Staying on course

One of the biggest challenges of navigating today’s economy is to stay true to your vision and maintain a clear, consistent message for your employees, says Michael Chivell.

“It cannot be an out-of-sight, out-of-mind experience,” says Chivell, managing partner of Armstrong Teasdale LLP. “They have to feel part of the organization; they have to understand their role in the organization.”

To keep employees in the loop, you need to communicate your vision to them and build relationships to make them comfortable with that vision. Chivell starts that process by bringing all new employees — regardless in which of the company’s nine locations they are working — to headquarters for orientation. And he continues to convey a uniform message by building personal relationships with his 400 employees at the company, which posted 2008 revenue of $115 million.

Smart Business spoke to Chivell about how to clearly communicate your message to employees.

Maintain a consistent message through training. We do a very effective job of training and trying to make people understand who and what we are.

From the moment someone starts with our firm, in any area of the firm, they go through an orientation process that makes them understand what Armstrong Teasdale is all about, from how do you use the computer to what are our policies. Practice group leaders and management address people and talk with them about what our mission is, what our strategic plan is.

It can go for about a week or a little bit over a week before they actually sit down at a desk and start doing work. They’re indoctrinated early on when they start with the firm.

You have to start with what you’re trying to accomplish. What is your goal?
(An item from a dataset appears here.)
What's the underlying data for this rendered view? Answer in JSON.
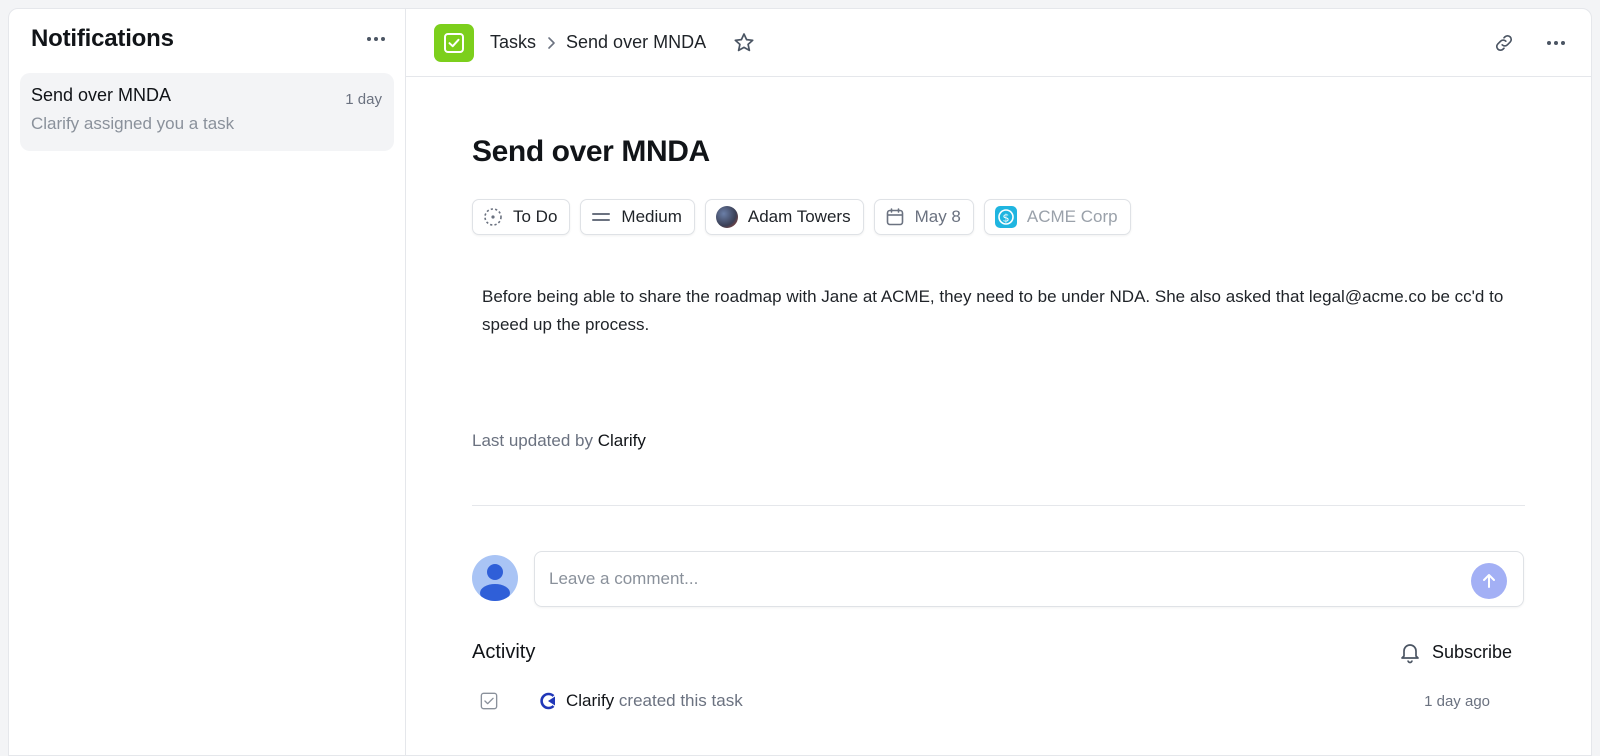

The primary objective of ours is to make our people understand who we are, what we do and what we’re trying to accomplish.

You have to get the right people in place professionally to help you drive that message and deliver all of the different skill sets that are necessary in effective training. It’s not just one thing; it’s many things.

You have to sustain it, and you have to mean it, and you have to put the resources there to run an effective program.

If you don’t sustain it and put the right people there and give them the tools that they need to be successful, obviously, over time, you won’t be as effective as you like.

It’s taken a lot of time and effort. You learn from your mistakes. You learn from what perhaps didn’t work as well as you would like, and so, it just takes time and effort, like most things.

Looking ahead

When Mercedes LaPorta
co-founded Mercedes
Electric Supply Inc. with her husband, Victor,
29 years ago, she looked for
every competitive edge she
could find in the male-dominated field.

She began by building solid
business relationships and
certifying her company as
minority- and woman-owned.
Since then, she’s grown the
company — an electrical,
automation and data communications distributor that posted 2007 revenue of $25 million
— by creating a growth plan
and continuing to monitor and
modify it.

“A lot of people put it on a
shelf and don’t review it,
which is one of the big mistakes businesses make,”
LaPorta says.

Smart Business spoke with
LaPorta about how to give
yourself a competitive advantage and the keys to creating a
successful plan for growth.

Q. How do you find a
competitive edge?

When you’re starting to grow
your business, take a look at
all of the resources you have
available.

I’m Hispanic — I was born in
Havana, Cuba — when I came
here, started the business, I got
myself certified as a minority-owned business. I’m in a very
male-dominated industry, so in
order for me to grow, I had to
see what kind of advantages I
could give myself, and that
was one of them.

Look at all of the resources
that you have, and do
research. There’s so many
resources that you have at the
tip of your fingers right now.
Thoroughly research everything and see what advantage
you can give yourself.

Q. How do you create and
prioritize a growth plan?

When you write your business plan, write it for one
year, three years and five
years.

I recommend setting one to
two (goals) a year. If you
give yourself four or five,
you put too much on your
plate, and it’s not going
to succeed.

In every plan of
growth that you have,
there’s so many different facets that you’re
going to have to monitor. If you’re saying
you’re going to grow in
two areas, if you break
it down, you probably
have five, 10, 15 areas
you’re going to have to
monitor.

There’s a lot that goes
into this.

Say you have four
bullet points that you
need to achieve in
order to get to where
you want to be. What
is the No. 1 objective
that I need to reach first? Is
it financing?

There’s always a cost associated with anything that you
do. You have to be ready, and
in your plan that you have,
you have to look at, do I have
the financial capability?

That’s how you prioritize.
You take a look at what’s the
most important thing.

Obviously, you have to start
at the top and work all the
way down. If it’s three, four,
five points, the fifth one is
just as important as No. 1.